You could make the case that the pre-judgment game I have described is not fair, that I could have, in fact, encountered the one bad apple or was just there on a bad day. I would make the case however, that everyone else who parks on the same lot is prejudging as I do, though just not as consciously and that over the years I am correct about 90% of the time. Make your own conclusions about the bad apple and the bad day.

An effective leader organizes, manages and takes full responsibility for the facility and its shop whether he owns it or not. He is an entrepreneur, a self-starter, gets along with anyone, inspires employees, relishes responsibility, makes decisions and executes. He is trusted by his total sphere of influence, sticks with the plan and hires staff that aspires to the same.

“The Effective Entrepreneur” by Charles Swayne and William Tucker[i] lists positive attitude, self confidence, goal oriented, action-oriented, thick-skinned, selective curiosity, competitive and creative as characteristics common to effectual Leaders.

In the context of our discussion:

  • Positive attitude - Exudes an optimism about the business plan and its results that is easily perceived by all around him all the time.

  • Self confidence - If you can’t envision the shot and think you can’t make it the chances are pretty good you won’t.

  • Goal-oriented - Focus. Works through the detailed planning toward the big picture without getting bogged down and enjoys all the small successes along the way.

  • Action-oriented - Doesn’t wait for perfect answers or sit in their office thinking somehow things will take care of themselves.

  • Thick-skinned – Knows you can never please everyone, particularly the envious. All plans will not work out and criticism surely follows. This is all part of the turf, deal with it accordingly.

  • Selective curiosity - Education is an every day event. Searches for the next idea that will improve their surroundings or increase their knowledge and ability to achieve their goals.

  • Competitive - Is as creative and dedicated to their staff, its culture and their retail success as they are to their golf game.

  • Creative - Is receptive at implementing ideas whether they are his/hers or someone else’s; anticipates both needs and problems and create solutions.

It’s an appropriate maxim to mention here that “too many cooks spoil the broth.” While the culture you are trying to create should have empowered employees with plenty of opportunity to provide valuable input there should be no mistaking who will be making the final decision.

Trust me that if you produce positive word of mouth about your facility and rounds, ecstatic members and dollars per round go up accordingly there will not be any debate about who is The Leader.

In Summary we have a Leader dedicated to improving the culture that is his domain, who realizes that this is a marathon and not a sprint. Some specific actions:

  • Make a point of spending enough time on the floor of the shop each day to physically touch at least 5 members/regulars.

  • Analyze and act upon all customer feedback immediately and proactively.

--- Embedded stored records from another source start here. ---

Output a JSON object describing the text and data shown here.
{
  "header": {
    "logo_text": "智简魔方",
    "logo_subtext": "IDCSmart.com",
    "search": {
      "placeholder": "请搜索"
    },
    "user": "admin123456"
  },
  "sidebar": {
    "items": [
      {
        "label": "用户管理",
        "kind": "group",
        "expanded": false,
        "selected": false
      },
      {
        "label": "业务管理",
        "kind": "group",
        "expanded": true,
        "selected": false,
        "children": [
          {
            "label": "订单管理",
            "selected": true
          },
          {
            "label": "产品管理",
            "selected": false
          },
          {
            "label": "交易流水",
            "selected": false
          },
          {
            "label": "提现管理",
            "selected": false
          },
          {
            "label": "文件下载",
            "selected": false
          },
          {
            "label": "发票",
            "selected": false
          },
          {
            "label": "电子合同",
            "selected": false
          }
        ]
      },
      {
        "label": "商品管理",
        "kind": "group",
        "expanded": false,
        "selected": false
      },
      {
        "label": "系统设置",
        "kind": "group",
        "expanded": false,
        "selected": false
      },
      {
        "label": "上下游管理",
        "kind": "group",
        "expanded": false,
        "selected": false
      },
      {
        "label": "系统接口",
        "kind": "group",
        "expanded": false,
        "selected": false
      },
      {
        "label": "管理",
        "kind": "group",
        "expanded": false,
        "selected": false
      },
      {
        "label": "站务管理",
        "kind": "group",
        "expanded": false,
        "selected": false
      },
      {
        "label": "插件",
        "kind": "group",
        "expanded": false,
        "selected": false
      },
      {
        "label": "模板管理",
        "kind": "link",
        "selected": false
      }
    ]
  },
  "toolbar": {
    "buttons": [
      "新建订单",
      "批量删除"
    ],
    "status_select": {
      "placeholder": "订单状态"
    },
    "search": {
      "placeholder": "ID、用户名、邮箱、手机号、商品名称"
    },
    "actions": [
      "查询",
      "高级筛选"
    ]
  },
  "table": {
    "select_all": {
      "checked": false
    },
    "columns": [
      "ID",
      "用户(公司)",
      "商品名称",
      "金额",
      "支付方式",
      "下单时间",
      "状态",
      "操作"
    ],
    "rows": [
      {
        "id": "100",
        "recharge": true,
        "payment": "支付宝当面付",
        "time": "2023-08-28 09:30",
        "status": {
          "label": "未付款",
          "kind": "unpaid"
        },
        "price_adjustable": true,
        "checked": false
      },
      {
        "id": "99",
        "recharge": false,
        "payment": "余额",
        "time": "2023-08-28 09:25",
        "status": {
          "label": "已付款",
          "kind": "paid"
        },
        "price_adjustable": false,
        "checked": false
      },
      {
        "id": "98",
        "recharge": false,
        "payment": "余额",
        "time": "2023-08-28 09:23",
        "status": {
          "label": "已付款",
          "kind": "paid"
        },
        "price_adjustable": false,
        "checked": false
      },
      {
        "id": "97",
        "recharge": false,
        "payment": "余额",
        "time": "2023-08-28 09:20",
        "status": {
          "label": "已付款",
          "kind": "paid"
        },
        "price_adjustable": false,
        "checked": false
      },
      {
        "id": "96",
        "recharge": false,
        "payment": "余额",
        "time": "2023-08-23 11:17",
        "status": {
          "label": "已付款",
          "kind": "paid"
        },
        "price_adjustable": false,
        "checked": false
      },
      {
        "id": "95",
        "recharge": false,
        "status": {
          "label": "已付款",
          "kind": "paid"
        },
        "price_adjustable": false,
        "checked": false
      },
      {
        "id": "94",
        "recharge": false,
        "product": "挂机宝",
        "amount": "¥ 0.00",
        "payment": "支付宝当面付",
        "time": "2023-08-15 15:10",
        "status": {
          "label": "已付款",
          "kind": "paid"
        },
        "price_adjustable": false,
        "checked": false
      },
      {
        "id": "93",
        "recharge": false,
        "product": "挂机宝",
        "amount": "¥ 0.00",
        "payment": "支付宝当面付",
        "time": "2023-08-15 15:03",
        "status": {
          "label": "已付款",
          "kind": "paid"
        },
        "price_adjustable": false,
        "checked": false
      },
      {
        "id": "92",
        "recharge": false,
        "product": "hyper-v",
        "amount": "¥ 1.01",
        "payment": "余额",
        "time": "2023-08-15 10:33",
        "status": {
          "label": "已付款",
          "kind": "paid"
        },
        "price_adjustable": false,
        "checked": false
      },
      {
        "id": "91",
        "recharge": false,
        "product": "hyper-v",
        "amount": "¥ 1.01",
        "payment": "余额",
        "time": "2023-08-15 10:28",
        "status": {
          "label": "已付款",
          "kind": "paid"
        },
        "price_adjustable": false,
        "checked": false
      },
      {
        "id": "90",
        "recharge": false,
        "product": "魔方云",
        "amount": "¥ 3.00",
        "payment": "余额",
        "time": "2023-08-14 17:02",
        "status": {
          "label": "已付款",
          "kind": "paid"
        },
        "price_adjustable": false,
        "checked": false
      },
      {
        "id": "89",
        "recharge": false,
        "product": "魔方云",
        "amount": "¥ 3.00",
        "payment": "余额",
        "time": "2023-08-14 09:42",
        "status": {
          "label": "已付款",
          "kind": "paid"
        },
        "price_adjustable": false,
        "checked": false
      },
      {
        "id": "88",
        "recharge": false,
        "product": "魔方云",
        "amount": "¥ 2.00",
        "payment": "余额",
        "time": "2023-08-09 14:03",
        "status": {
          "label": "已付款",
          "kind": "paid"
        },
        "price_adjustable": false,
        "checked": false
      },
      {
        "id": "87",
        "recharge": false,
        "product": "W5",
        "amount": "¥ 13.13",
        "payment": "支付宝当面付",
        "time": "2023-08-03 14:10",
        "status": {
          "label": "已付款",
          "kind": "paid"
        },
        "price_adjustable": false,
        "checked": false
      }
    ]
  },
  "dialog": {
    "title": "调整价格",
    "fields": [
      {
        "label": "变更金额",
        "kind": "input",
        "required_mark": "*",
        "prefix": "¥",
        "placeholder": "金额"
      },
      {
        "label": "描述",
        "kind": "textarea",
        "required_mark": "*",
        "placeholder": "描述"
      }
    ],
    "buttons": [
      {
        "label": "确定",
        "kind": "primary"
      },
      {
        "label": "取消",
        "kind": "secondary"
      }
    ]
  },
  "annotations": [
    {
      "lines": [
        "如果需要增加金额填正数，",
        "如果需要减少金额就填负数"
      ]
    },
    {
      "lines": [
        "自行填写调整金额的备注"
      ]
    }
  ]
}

  • Personally follow up with at least 3 phone calls, emails or personal notes a day thanking customers for their business and/or feedback.

  • Make any negative feedback or complaint an opportunity to make a friend by taking ownership of the situation and fixing it beyond the customer’s expectations.

  • Reach out to all vendors and reps that you do business with and some that you don’t. Treated as part of the team they can become an important ally.

  • Read material pertinent to improving staff and service whenever possible.

This is another of the chapters from "The Winning Golf Culture" and was published at "The Upscale Golf Shop" on PGAMagazine.com on March 25th, 2011.

[i] Swayne, C. & Tucker, W., The Effective Entrepreneur, Morristown, NJ: General Learning Press, 1973